    furcation involvements
  • Alterations of the periodontal ligament space
  • Alterations of the lamina dura
  • The presence of calcified deposits

  • The location and conformity of restorative
  • Evaluation of crown and root morphologies
  • Root proximity
  • Caries and
  • Evaluation of other associated anatomic features,
    such as the mandibular canal or sinus

Treatment Planning
  • Periodontal treatment planning can be divided
    into three phases
  • First Disease control or Initial Therapy
  • Eliminate or reduce local causative factors
    before any surgical procedures are accomplished

  • Second Surgery phase
  • Periodontal surgery, free gingival grafts,
    osseous grafts, or pocket reduction is
  • Third or last Recall and maintenance
  • 3 4 month intervals

Initial Disease Control Therapy (Phase 1)
  • Oral Hygiene Instructions
  • Scaling Root Planing
  • Elimination of Local Irritating Factors other
    than Calculus
  • Elimination of Gross Occlusal Intereferences
  • Temporary Spliniting
  • Use of a Nightguard
  • Minor Tooth Movement

Definitive Periodontal Surgery (Phase 2)
  • Periodontal Surgery
  • Periodontal Flaps
  • GTR (Guided Tissue Regeneration)
  • Periodontal Plastic Surgery
  • Mucogingival Surgery

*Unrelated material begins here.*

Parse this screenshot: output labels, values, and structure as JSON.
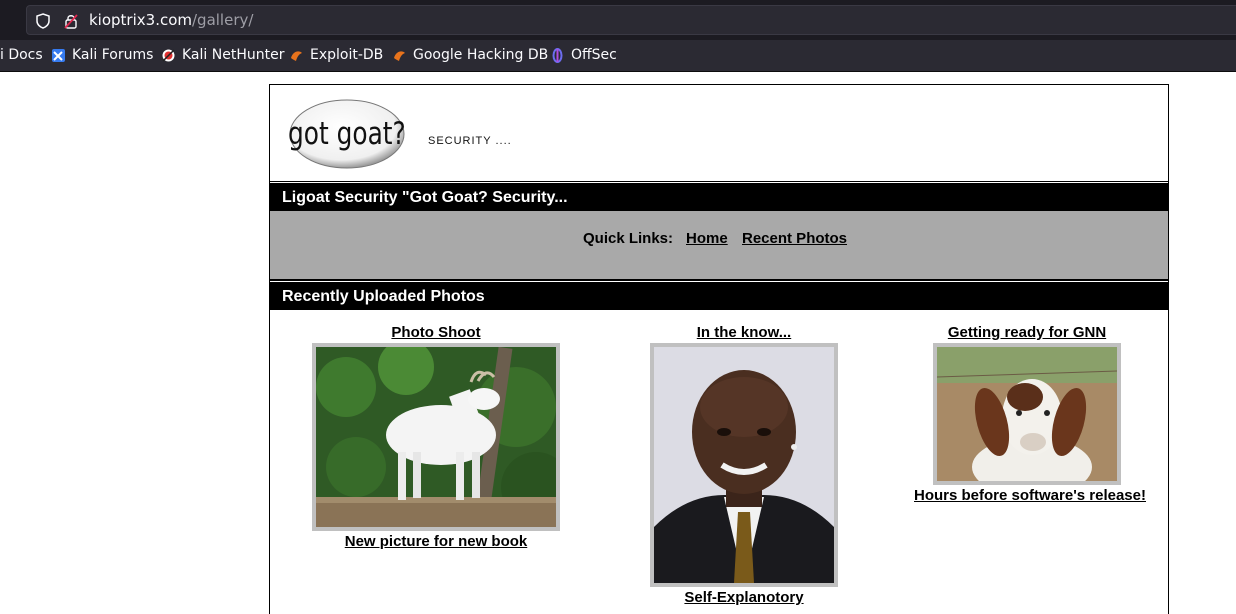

Recall Maintenance (Phase 3)
  • 3 4 month recall to maintain the results
    achieved by non surgical and surgical therapy

Advantages of Periodontal Therapy
  1. Elimination of periodontal disease removes a
    primary causative factor in Tooth Loss
  2. Better environment for restorative correction
  3. Response of strategic but questionable teeth to
    periodontal therapy provides an important
    opportunity for reevaluating their prognosis
  4. Reaction of patient to perio procedures and
    degree of cooperation

Abutment teeth preparation
Abutment Teeth Preparation
  • Abutment Restorations
  • Contouring Wax Patterns
  • Rest Seats

Thank You